# Exercise objective
Word for word, repeat every record.

-- Records for the task follows --

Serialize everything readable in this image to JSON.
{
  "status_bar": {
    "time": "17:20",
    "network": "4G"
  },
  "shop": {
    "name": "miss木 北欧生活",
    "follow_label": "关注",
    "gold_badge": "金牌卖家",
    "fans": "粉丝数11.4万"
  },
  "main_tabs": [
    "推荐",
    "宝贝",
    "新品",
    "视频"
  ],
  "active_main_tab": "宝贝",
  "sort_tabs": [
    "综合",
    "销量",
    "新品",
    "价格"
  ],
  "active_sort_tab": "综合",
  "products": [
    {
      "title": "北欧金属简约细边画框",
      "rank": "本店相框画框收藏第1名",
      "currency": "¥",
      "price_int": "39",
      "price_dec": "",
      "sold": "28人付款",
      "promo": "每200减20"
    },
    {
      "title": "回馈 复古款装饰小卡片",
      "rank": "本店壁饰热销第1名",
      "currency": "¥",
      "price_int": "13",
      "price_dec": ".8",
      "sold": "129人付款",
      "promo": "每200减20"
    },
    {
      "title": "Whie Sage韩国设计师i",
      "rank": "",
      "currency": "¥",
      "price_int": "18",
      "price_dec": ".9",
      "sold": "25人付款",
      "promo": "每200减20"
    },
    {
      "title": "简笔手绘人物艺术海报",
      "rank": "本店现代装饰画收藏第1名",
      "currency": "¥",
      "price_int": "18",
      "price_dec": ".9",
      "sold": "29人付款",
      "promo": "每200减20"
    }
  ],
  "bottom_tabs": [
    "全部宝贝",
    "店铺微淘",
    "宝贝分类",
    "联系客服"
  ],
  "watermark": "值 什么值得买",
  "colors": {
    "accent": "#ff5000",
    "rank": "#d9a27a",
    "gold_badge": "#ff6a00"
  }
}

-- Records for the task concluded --

# Worked solution
Serialize everything readable in this image to JSON.
{
  "status_bar": {
    "time": "17:20",
    "network": "4G"
  },
  "shop": {
    "name": "miss木 北欧生活",
    "follow_label": "关注",
    "gold_badge": "金牌卖家",
    "fans": "粉丝数11.4万"
  },
  "main_tabs": [
    "推荐",
    "宝贝",
    "新品",
    "视频"
  ],
  "active_main_tab": "宝贝",
  "sort_tabs": [
    "综合",
    "销量",
    "新品",
    "价格"
  ],
  "active_sort_tab": "综合",
  "products": [
    {
      "title": "北欧金属简约细边画框",
      "rank": "本店相框画框收藏第1名",
      "currency": "¥",
      "price_int": "39",
      "price_dec": "",
      "sold": "28人付款",
      "promo": "每200减20"
    },
    {
      "title": "回馈 复古款装饰小卡片",
      "rank": "本店壁饰热销第1名",
      "currency": "¥",
      "price_int": "13",
      "price_dec": ".8",
      "sold": "129人付款",
      "promo": "每200减20"
    },
    {
      "title": "Whie Sage韩国设计师i",
      "rank": "",
      "currency": "¥",
      "price_int": "18",
      "price_dec": ".9",
      "sold": "25人付款",
      "promo": "每200减20"
    },
    {
      "title": "简笔手绘人物艺术海报",
      "rank": "本店现代装饰画收藏第1名",
      "currency": "¥",
      "price_int": "18",
      "price_dec": ".9",
      "sold": "29人付款",
      "promo": "每200减20"
    }
  ],
  "bottom_tabs": [
    "全部宝贝",
    "店铺微淘",
    "宝贝分类",
    "联系客服"
  ],
  "watermark": "值 什么值得买",
  "colors": {
    "accent": "#ff5000",
    "rank": "#d9a27a",
    "gold_badge": "#ff6a00"
  }
}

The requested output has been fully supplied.